Records contained in a dataset:
———
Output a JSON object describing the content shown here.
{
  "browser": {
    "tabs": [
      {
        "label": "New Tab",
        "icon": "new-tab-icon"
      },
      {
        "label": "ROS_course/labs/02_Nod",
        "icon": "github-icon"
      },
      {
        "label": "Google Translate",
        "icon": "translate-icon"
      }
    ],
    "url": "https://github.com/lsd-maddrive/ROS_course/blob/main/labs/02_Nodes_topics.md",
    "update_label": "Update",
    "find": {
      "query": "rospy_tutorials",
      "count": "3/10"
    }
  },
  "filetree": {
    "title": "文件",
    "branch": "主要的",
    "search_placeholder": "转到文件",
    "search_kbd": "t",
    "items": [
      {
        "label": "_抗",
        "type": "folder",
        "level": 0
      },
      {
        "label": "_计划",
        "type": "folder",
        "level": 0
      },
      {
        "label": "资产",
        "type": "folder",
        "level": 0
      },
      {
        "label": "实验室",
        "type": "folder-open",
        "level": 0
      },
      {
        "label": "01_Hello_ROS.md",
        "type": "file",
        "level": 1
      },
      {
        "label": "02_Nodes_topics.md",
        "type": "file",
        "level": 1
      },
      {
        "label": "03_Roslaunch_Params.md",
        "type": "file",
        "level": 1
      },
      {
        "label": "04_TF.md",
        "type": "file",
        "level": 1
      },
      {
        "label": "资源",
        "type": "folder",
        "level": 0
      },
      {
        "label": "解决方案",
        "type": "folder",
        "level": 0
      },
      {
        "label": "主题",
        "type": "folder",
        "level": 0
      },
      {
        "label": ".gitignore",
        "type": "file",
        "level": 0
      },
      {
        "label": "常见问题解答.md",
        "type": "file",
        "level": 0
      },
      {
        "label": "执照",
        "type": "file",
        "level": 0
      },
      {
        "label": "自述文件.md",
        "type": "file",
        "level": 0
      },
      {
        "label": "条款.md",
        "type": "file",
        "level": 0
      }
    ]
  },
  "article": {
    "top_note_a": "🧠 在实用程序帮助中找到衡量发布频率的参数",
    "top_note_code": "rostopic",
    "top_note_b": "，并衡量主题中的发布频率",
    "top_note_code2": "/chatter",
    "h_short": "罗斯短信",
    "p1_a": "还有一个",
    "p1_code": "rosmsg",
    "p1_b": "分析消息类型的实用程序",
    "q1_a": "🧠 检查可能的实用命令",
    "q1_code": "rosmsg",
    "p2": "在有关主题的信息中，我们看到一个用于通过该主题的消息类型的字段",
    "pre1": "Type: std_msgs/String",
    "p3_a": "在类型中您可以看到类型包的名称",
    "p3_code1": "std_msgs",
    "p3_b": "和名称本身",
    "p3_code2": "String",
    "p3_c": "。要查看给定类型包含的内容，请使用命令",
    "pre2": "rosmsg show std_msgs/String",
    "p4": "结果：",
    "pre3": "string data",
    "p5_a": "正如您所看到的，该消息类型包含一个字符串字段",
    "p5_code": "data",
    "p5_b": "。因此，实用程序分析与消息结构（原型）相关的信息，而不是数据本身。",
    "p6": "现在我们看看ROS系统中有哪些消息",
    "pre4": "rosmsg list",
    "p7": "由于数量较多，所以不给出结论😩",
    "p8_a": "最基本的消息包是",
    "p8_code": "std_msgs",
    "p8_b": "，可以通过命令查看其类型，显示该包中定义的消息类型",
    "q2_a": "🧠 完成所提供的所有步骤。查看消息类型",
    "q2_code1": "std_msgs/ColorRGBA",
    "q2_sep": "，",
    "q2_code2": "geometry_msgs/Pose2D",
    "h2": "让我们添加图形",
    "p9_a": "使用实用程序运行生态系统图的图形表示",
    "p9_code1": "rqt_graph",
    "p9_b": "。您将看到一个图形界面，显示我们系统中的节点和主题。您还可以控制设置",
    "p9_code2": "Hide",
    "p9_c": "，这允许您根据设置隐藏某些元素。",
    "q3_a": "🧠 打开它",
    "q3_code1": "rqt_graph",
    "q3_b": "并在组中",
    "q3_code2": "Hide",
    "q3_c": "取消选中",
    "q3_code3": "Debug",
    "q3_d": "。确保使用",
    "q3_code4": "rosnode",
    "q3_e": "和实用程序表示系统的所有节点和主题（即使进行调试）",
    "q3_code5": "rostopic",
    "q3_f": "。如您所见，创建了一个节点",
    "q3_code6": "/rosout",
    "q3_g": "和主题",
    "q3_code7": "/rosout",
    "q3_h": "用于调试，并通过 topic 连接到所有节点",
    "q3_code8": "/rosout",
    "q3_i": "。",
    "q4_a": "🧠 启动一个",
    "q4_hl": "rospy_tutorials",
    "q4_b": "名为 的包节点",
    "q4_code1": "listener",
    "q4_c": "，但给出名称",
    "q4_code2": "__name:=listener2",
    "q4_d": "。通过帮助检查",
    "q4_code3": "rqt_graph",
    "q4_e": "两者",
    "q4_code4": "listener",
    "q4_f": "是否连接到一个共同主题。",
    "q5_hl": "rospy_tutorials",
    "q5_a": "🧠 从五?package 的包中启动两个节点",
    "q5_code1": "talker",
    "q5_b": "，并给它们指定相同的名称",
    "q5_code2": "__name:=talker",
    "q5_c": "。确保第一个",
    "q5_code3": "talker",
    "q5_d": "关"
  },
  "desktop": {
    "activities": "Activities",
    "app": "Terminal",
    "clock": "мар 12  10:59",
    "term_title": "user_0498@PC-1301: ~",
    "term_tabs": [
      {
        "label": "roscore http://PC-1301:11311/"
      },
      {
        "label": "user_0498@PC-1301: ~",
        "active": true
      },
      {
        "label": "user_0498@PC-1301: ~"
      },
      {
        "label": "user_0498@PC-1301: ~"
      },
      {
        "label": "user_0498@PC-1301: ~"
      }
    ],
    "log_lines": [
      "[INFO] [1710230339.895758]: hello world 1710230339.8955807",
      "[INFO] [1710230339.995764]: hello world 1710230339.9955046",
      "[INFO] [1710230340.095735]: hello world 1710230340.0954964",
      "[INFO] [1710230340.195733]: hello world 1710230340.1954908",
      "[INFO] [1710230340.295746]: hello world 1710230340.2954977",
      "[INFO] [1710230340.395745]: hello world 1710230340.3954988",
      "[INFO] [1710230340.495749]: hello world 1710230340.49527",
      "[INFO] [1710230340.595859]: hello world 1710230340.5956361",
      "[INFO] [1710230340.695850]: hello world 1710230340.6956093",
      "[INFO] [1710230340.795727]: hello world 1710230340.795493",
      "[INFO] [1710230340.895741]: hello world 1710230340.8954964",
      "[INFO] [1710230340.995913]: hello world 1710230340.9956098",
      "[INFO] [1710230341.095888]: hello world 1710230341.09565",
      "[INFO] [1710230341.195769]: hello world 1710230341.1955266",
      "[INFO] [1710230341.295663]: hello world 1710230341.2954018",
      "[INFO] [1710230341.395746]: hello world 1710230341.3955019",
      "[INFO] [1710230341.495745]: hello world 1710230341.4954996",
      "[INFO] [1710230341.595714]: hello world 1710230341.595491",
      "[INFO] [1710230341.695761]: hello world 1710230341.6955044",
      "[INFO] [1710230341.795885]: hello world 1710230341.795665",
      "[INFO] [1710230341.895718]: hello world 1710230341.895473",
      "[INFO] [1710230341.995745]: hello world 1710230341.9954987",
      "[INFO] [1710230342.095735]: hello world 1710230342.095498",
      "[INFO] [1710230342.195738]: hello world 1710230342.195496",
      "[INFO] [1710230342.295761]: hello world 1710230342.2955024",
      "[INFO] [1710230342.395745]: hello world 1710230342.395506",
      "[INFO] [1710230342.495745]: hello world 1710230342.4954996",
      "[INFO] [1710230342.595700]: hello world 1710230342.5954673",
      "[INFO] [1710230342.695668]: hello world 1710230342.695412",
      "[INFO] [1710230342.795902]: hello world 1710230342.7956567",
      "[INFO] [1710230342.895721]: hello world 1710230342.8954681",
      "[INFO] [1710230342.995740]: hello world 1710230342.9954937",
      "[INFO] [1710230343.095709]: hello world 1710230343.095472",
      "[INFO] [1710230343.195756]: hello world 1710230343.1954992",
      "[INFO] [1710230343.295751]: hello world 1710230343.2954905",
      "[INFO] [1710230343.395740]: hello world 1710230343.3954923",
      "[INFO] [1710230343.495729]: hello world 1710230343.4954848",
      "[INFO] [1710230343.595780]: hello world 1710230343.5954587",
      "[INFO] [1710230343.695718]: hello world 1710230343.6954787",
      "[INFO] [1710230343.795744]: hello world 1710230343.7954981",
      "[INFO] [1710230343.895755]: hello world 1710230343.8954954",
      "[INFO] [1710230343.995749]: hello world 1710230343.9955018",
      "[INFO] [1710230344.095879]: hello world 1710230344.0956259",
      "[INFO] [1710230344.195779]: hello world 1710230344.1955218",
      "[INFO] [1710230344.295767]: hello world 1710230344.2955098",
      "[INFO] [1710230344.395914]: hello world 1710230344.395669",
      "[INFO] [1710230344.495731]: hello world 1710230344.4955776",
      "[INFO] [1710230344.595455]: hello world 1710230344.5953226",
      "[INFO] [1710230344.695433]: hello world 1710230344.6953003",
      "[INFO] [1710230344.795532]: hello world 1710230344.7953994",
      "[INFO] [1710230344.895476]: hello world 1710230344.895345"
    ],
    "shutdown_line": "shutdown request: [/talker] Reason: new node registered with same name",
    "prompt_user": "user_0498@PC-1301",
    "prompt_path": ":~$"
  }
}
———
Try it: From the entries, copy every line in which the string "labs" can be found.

Result of the task:
        "label": "ROS_course/labs/02_Nod",
    "url": "https://github.com/lsd-maddrive/ROS_course/blob/main/labs/02_Nodes_topics.md",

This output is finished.